Sherry Rehman is affiliated with the PPP, as were Salman Tasser and Sahbaz Bhatti. Nevertheless, the party has chosen not to participate in the blasphemy debate, leaving them all to face the death threats alone. "The State has failed in its role," says Shehrbano Taseer, Salman Taseer's daughter and a journalist at Pakistan Newsweek. "These Islamist groups don't just fall out of the sky; they have been given the green-light to proceed."
Although the future looks bleak, the liberals are not ready give up hope quite yet. "I do not believe that liberalism has died in Pakistan," says Naveen Navqi, the founder of a Karachi-based liberal website called Gawaahi. "Fascism in Pakistan today is above all an urban phenomenon. The rural majority does not believe in this kind of radical Islam."
Bosses challenged by pious employees
At the T2F cafe in Karachi, Zaheer Kidvai, the granddaddy of the city's liberal tradition, would also like to believe that reports of the liberal tradition's recent demise in Pakistan are premature. Yet he too is skeptical. "Sadly, I fear this new Islamist Pakistan might well be the real Pakistan today. Sixty years after its creation, we have arrived at this. This is what happens when you found a state on religion."
It is a state where, as Mr Kidvai explains, a security guard working at an evening reception recently intervened and admonished his bosses for serving alcohol to guests. The establishment's owners acquiesced and the bottles were quietly removed. It is an unsettling example considering Salman Taseer was murdered by his own bodyguard.

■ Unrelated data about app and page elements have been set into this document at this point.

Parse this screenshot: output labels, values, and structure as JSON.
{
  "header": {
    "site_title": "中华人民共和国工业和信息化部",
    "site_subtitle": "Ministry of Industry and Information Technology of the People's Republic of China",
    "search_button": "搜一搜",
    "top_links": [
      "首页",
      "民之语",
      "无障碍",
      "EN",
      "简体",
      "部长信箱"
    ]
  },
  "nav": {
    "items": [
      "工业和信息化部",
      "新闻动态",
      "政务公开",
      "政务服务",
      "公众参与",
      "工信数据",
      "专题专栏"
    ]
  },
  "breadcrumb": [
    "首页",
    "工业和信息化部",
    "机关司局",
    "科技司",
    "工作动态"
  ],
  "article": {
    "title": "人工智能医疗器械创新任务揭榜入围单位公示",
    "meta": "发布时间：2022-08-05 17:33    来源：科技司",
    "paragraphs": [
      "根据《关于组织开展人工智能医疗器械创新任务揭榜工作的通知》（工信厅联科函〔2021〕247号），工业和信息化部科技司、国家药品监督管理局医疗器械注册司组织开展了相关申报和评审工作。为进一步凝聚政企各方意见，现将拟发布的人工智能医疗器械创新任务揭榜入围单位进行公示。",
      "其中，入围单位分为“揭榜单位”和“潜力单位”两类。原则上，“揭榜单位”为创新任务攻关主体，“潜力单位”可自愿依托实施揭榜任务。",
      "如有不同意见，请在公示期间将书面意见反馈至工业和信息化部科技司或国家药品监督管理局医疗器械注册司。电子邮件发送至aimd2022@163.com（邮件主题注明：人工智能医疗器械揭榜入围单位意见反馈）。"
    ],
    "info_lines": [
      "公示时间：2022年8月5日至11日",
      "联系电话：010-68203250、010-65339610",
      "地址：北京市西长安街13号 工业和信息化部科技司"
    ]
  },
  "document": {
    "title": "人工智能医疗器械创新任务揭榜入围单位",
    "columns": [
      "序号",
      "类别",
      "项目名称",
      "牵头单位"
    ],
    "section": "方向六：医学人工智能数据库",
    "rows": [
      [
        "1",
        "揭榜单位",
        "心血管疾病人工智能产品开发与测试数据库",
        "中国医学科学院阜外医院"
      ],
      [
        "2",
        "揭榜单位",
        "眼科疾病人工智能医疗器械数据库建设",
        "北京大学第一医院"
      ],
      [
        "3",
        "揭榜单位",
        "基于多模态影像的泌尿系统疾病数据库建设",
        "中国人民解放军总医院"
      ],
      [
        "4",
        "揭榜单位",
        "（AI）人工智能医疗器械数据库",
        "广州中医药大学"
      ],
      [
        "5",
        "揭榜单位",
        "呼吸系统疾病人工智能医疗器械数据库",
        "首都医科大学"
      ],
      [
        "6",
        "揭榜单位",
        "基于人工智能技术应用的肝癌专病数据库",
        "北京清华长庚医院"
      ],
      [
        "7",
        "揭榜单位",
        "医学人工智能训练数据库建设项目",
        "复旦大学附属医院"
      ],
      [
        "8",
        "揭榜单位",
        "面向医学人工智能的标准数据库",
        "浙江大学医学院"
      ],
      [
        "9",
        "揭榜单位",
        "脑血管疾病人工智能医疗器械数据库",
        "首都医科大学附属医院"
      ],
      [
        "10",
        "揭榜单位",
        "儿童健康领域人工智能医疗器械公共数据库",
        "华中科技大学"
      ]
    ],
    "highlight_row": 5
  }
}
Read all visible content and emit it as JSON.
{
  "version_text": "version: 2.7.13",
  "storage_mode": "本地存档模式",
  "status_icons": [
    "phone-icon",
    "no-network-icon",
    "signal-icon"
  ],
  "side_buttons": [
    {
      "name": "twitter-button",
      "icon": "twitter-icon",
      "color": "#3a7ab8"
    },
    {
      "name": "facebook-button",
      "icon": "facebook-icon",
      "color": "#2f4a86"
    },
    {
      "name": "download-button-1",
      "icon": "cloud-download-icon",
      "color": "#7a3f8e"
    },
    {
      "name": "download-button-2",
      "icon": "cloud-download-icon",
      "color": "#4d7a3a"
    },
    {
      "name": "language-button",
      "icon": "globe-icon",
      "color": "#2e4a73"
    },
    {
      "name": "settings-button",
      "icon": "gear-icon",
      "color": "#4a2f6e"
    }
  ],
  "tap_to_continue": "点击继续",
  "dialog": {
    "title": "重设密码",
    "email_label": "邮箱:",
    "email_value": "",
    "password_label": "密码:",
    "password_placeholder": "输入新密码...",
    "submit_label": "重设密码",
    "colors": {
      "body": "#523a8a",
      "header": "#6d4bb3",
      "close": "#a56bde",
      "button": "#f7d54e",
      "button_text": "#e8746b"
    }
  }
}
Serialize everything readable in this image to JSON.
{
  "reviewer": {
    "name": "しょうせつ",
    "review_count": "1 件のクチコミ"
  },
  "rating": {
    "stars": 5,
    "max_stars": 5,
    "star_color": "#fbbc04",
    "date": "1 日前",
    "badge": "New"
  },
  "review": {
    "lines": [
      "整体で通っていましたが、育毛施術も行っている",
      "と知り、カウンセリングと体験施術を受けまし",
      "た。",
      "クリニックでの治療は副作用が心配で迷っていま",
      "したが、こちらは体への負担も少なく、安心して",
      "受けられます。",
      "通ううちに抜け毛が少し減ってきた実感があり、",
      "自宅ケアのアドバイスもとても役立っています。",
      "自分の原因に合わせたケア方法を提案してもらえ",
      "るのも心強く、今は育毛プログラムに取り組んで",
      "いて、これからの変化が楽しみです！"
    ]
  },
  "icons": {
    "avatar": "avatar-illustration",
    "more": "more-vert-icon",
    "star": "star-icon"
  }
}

Zaheer Kidvai has also had to deal with this kind of pious onslaught. One day he organized for an artist to come and exhibit work at his home. The man caught site of a painting of a naked woman hanging on his wall. Issuing a sharp rebuke, the man insisted Kidvai take the picture down. The old sailor, who has weathered more than one storm in his life, refused point blank. But how many others today, without a captain's courage and the haven of his tight-knit community, would dare brave such fundamentalist fury?
Read the original article in French